- **Task prompt**: Using the records below, filter out every line that lacks "icon" and copy the rest.

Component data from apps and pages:
■ ■ ■ ■ ■ ■ ■

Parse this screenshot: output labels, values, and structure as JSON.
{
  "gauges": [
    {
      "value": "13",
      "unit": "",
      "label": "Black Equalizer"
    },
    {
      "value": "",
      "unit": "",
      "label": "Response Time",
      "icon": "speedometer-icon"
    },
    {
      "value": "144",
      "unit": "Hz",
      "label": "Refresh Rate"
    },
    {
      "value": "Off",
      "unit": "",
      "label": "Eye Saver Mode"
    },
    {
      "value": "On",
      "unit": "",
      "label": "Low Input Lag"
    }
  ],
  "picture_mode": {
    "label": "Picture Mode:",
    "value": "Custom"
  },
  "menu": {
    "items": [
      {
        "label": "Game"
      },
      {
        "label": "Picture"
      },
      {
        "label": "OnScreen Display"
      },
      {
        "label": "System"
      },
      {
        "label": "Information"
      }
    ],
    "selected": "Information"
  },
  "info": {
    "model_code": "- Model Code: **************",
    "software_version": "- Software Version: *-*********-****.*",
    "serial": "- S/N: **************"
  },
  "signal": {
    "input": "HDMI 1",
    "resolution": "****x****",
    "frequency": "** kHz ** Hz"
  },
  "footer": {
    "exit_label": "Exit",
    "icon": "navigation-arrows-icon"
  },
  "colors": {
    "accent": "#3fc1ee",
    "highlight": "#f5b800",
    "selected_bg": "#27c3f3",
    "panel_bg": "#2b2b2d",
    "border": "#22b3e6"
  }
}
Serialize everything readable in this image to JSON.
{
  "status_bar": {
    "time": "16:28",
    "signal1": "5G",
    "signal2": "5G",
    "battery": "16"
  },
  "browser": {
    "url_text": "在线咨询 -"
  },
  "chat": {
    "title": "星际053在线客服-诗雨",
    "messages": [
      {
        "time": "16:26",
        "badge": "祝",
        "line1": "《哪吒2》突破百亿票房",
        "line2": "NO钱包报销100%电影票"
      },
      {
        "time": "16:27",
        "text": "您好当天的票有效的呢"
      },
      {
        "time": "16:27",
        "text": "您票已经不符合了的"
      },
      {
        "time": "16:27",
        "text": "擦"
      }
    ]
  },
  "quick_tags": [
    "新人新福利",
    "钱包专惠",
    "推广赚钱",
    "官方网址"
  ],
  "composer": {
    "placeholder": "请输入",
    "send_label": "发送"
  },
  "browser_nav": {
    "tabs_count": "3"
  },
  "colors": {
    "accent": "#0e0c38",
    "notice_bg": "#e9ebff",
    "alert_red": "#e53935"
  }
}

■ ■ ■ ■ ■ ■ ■

- **Answer space**:
      "icon": "speedometer-icon"
    "icon": "navigation-arrows-icon"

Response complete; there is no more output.